What needs to be done>
The records below are to be duplicated character for character.

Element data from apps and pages
--------

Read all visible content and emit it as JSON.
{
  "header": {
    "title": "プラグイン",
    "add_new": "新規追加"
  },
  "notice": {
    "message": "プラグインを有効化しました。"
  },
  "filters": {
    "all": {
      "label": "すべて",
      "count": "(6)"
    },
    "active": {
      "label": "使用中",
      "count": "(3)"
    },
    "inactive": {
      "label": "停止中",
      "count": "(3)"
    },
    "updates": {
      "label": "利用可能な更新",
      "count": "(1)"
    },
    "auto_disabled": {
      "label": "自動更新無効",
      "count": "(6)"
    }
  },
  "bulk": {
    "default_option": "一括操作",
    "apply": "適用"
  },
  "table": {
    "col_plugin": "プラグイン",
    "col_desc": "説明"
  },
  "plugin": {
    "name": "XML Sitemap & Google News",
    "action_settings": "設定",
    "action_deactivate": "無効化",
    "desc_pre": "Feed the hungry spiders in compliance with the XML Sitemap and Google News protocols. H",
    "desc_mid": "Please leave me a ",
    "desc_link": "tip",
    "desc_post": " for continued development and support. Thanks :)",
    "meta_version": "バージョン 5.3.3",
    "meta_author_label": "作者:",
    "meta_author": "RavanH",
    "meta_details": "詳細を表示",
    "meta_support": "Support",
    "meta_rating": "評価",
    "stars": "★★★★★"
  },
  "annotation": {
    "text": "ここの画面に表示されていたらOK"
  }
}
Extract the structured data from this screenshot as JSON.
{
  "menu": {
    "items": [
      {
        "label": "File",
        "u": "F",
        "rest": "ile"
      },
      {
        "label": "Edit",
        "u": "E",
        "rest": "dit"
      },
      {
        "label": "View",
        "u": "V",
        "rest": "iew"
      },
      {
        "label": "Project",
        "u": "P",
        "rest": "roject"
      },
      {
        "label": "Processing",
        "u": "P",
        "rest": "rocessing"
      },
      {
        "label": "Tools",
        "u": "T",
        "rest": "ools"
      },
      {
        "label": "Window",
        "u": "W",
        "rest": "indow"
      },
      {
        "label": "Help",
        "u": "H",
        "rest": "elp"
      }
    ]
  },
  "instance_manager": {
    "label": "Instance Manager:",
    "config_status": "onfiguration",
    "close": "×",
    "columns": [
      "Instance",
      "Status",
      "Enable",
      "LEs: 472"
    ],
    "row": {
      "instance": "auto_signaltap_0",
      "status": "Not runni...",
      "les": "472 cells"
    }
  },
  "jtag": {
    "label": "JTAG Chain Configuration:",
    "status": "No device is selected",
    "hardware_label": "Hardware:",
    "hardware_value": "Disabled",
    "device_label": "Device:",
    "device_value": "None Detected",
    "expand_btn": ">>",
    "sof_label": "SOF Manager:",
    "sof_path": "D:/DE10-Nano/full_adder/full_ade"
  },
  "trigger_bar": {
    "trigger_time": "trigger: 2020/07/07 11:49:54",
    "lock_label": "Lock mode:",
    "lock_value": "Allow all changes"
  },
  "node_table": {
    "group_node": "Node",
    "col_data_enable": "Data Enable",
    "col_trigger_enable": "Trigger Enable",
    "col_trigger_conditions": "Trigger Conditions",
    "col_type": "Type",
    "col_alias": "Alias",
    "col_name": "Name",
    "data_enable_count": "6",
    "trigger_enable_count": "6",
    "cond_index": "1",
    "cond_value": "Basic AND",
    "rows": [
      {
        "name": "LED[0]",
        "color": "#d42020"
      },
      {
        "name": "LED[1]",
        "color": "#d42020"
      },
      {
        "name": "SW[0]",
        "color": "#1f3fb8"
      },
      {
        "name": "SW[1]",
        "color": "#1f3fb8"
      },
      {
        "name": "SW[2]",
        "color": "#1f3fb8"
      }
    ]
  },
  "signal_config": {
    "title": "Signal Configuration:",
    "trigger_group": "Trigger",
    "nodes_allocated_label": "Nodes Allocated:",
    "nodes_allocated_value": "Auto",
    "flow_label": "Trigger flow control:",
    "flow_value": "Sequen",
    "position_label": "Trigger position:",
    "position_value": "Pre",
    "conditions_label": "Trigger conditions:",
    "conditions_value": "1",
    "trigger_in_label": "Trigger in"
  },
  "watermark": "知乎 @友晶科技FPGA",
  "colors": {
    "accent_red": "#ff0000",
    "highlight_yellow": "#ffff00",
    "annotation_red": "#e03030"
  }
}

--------

The completed task>
Read all visible content and emit it as JSON.
{
  "header": {
    "title": "プラグイン",
    "add_new": "新規追加"
  },
  "notice": {
    "message": "プラグインを有効化しました。"
  },
  "filters": {
    "all": {
      "label": "すべて",
      "count": "(6)"
    },
    "active": {
      "label": "使用中",
      "count": "(3)"
    },
    "inactive": {
      "label": "停止中",
      "count": "(3)"
    },
    "updates": {
      "label": "利用可能な更新",
      "count": "(1)"
    },
    "auto_disabled": {
      "label": "自動更新無効",
      "count": "(6)"
    }
  },
  "bulk": {
    "default_option": "一括操作",
    "apply": "適用"
  },
  "table": {
    "col_plugin": "プラグイン",
    "col_desc": "説明"
  },
  "plugin": {
    "name": "XML Sitemap & Google News",
    "action_settings": "設定",
    "action_deactivate": "無効化",
    "desc_pre": "Feed the hungry spiders in compliance with the XML Sitemap and Google News protocols. H",
    "desc_mid": "Please leave me a ",
    "desc_link": "tip",
    "desc_post": " for continued development and support. Thanks :)",
    "meta_version": "バージョン 5.3.3",
    "meta_author_label": "作者:",
    "meta_author": "RavanH",
    "meta_details": "詳細を表示",
    "meta_support": "Support",
    "meta_rating": "評価",
    "stars": "★★★★★"
  },
  "annotation": {
    "text": "ここの画面に表示されていたらOK"
  }
}
Extract the structured data from this screenshot as JSON.
{
  "menu": {
    "items": [
      {
        "label": "File",
        "u": "F",
        "rest": "ile"
      },
      {
        "label": "Edit",
        "u": "E",
        "rest": "dit"
      },
      {
        "label": "View",
        "u": "V",
        "rest": "iew"
      },
      {
        "label": "Project",
        "u": "P",
        "rest": "roject"
      },
      {
        "label": "Processing",
        "u": "P",
        "rest": "rocessing"
      },
      {
        "label": "Tools",
        "u": "T",
        "rest": "ools"
      },
      {
        "label": "Window",
        "u": "W",
        "rest": "indow"
      },
      {
        "label": "Help",
        "u": "H",
        "rest": "elp"
      }
    ]
  },
  "instance_manager": {
    "label": "Instance Manager:",
    "config_status": "onfiguration",
    "close": "×",
    "columns": [
      "Instance",
      "Status",
      "Enable",
      "LEs: 472"
    ],
    "row": {
      "instance": "auto_signaltap_0",
      "status": "Not runni...",
      "les": "472 cells"
    }
  },
  "jtag": {
    "label": "JTAG Chain Configuration:",
    "status": "No device is selected",
    "hardware_label": "Hardware:",
    "hardware_value": "Disabled",
    "device_label": "Device:",
    "device_value": "None Detected",
    "expand_btn": ">>",
    "sof_label": "SOF Manager:",
    "sof_path": "D:/DE10-Nano/full_adder/full_ade"
  },
  "trigger_bar": {
    "trigger_time": "trigger: 2020/07/07 11:49:54",
    "lock_label": "Lock mode:",
    "lock_value": "Allow all changes"
  },
  "node_table": {
    "group_node": "Node",
    "col_data_enable": "Data Enable",
    "col_trigger_enable": "Trigger Enable",
    "col_trigger_conditions": "Trigger Conditions",
    "col_type": "Type",
    "col_alias": "Alias",
    "col_name": "Name",
    "data_enable_count": "6",
    "trigger_enable_count": "6",
    "cond_index": "1",
    "cond_value": "Basic AND",
    "rows": [
      {
        "name": "LED[0]",
        "color": "#d42020"
      },
      {
        "name": "LED[1]",
        "color": "#d42020"
      },
      {
        "name": "SW[0]",
        "color": "#1f3fb8"
      },
      {
        "name": "SW[1]",
        "color": "#1f3fb8"
      },
      {
        "name": "SW[2]",
        "color": "#1f3fb8"
      }
    ]
  },
  "signal_config": {
    "title": "Signal Configuration:",
    "trigger_group": "Trigger",
    "nodes_allocated_label": "Nodes Allocated:",
    "nodes_allocated_value": "Auto",
    "flow_label": "Trigger flow control:",
    "flow_value": "Sequen",
    "position_label": "Trigger position:",
    "position_value": "Pre",
    "conditions_label": "Trigger conditions:",
    "conditions_value": "1",
    "trigger_in_label": "Trigger in"
  },
  "watermark": "知乎 @友晶科技FPGA",
  "colors": {
    "accent_red": "#ff0000",
    "highlight_yellow": "#ffff00",
    "annotation_red": "#e03030"
  }
}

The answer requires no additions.